The third (and final?) collaboration between a brilliant jazz composer/arranger, the Frankfurt Radio Big Band, vocalists Kate McGarry and Theo Bleckman, and the post-1950 American pop song. So great that it shivers with joy.

Music

The Return of the Rentals After Six Years Away

The Rentals release a space-themed album, Q36, with one absolute gem of a song.

Music

Matthew Murphy's Post-Wombats Project Sounds a Lot Like the Wombats (And It's a Good Thing)

While UK anxiety-pop auteurs the Wombats are currently hibernating, frontman Matthew "Murph" Murphy goes it alone with a new band, a mess of deprecating new earworms, and revived energy.

Music

The 100 Best Albums of the 2000s: 80-61

In this next segment of PopMatters' look back on the music of the 2000s, we examine works by British electronic pioneers, Americana legends, and Armenian metal provocateurs.

Music

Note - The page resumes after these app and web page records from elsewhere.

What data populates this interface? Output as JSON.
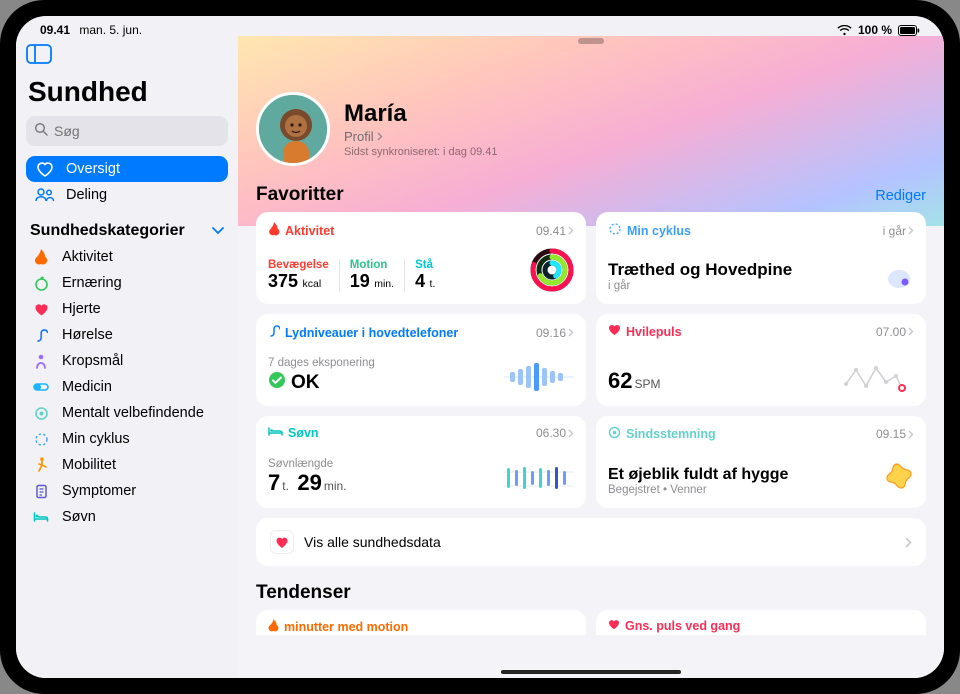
{
  "status": {
    "time": "09.41",
    "date": "man. 5. jun.",
    "battery": "100 %"
  },
  "sidebar": {
    "app_title": "Sundhed",
    "search_placeholder": "Søg",
    "nav": [
      {
        "label": "Oversigt"
      },
      {
        "label": "Deling"
      }
    ],
    "categories_title": "Sundhedskategorier",
    "categories": [
      {
        "label": "Aktivitet",
        "color": "#ff6a00"
      },
      {
        "label": "Ernæring",
        "color": "#34c759"
      },
      {
        "label": "Hjerte",
        "color": "#ff2d55"
      },
      {
        "label": "Hørelse",
        "color": "#1e7bff"
      },
      {
        "label": "Kropsmål",
        "color": "#9a6bff"
      },
      {
        "label": "Medicin",
        "color": "#19b6ff"
      },
      {
        "label": "Mentalt velbefindende",
        "color": "#64d2c9"
      },
      {
        "label": "Min cyklus",
        "color": "#3aa0ff"
      },
      {
        "label": "Mobilitet",
        "color": "#ff9500"
      },
      {
        "label": "Symptomer",
        "color": "#5f5bd4"
      },
      {
        "label": "Søvn",
        "color": "#00c7be"
      }
    ]
  },
  "profile": {
    "name": "María",
    "profile_link": "Profil",
    "last_sync": "Sidst synkroniseret: i dag 09.41"
  },
  "favorites": {
    "title": "Favoritter",
    "edit": "Rediger",
    "activity": {
      "title": "Aktivitet",
      "time": "09.41",
      "move_label": "Bevægelse",
      "move_value": "375",
      "move_unit": "kcal",
      "exercise_label": "Motion",
      "exercise_value": "19",
      "exercise_unit": "min.",
      "stand_label": "Stå",
      "stand_value": "4",
      "stand_unit": "t."
    },
    "cycle": {
      "title": "Min cyklus",
      "time": "i går",
      "main": "Træthed og Hovedpine",
      "sub": "i går"
    },
    "audio": {
      "title": "Lydniveauer i hovedtelefoner",
      "time": "09.16",
      "sub": "7 dages eksponering",
      "status": "OK"
    },
    "resting": {
      "title": "Hvilepuls",
      "time": "07.00",
      "value": "62",
      "unit": "SPM"
    },
    "sleep": {
      "title": "Søvn",
      "time": "06.30",
      "sub": "Søvnlængde",
      "hours": "7",
      "hours_unit": "t.",
      "mins": "29",
      "mins_unit": "min."
    },
    "mood": {
      "title": "Sindsstemning",
      "time": "09.15",
      "main": "Et øjeblik fuldt af hygge",
      "sub": "Begejstret • Venner"
    },
    "all_data": "Vis alle sundhedsdata"
  },
  "trends": {
    "title": "Tendenser",
    "left": "minutter med motion",
    "right": "Gns. puls ved gang"
  }
}
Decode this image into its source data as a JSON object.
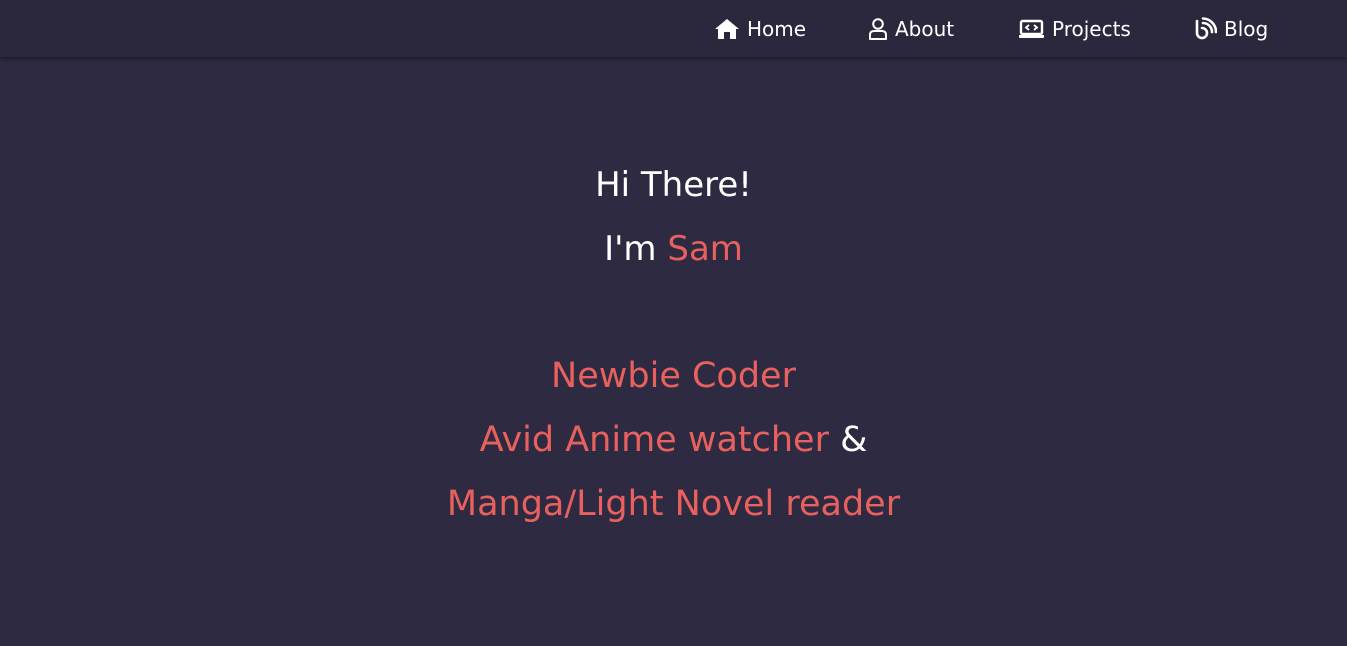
{
  "nav": {
    "items": [
      {
        "label": "Home",
        "icon": "home-icon"
      },
      {
        "label": "About",
        "icon": "user-icon"
      },
      {
        "label": "Projects",
        "icon": "laptop-code-icon"
      },
      {
        "label": "Blog",
        "icon": "blog-icon"
      }
    ]
  },
  "hero": {
    "greeting": "Hi There!",
    "intro_prefix": "I'm",
    "name": "Sam",
    "roles": {
      "line1": "Newbie Coder",
      "line2": "Avid Anime watcher",
      "line2_suffix": "&",
      "line3": "Manga/Light Novel reader"
    }
  },
  "colors": {
    "background": "#2e2a41",
    "navbar": "#2b283d",
    "accent": "#e8615e",
    "text": "#ffffff"
  }
}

In the Tempest's Eye: An Interview with Surfer Blood

Surfer Blood's 2010 debut put them on the map, but their critical sizzle soon faded. After a 2017 comeback of sorts, the group's new record finds them expanding their sonic by revisiting their hometown with a surprising degree of reverence.

Music

Artemis Is the Latest Jazz Supergroup

A Blue Note supergroup happens to be made up of women, exclusively. Artemis is an inconsistent outing, but it dazzles just often enough.

Books

Horrors in the Closet: A Closet Full of Monsters

A closet full of monsters is a scary place where "straight people" can safely negotiate and articulate their fascination and/or dread of "difference" in sexuality.

Music

'Wildflowers & All the Rest' Is Tom Petty's Masterpiece

Wildflowers is a masterpiece because Tom Petty was a good enough songwriter by that point to communicate exactly what was on his mind in the most devastating way possible.


Reviews
Collapse Expand Reviews



Features
Collapse Expand Features

PM Picks
Collapse Expand Pm Picks

© 1999-2020 PopMatters.com. All rights reserved.
PopMatters is wholly independent, women-owned and operated.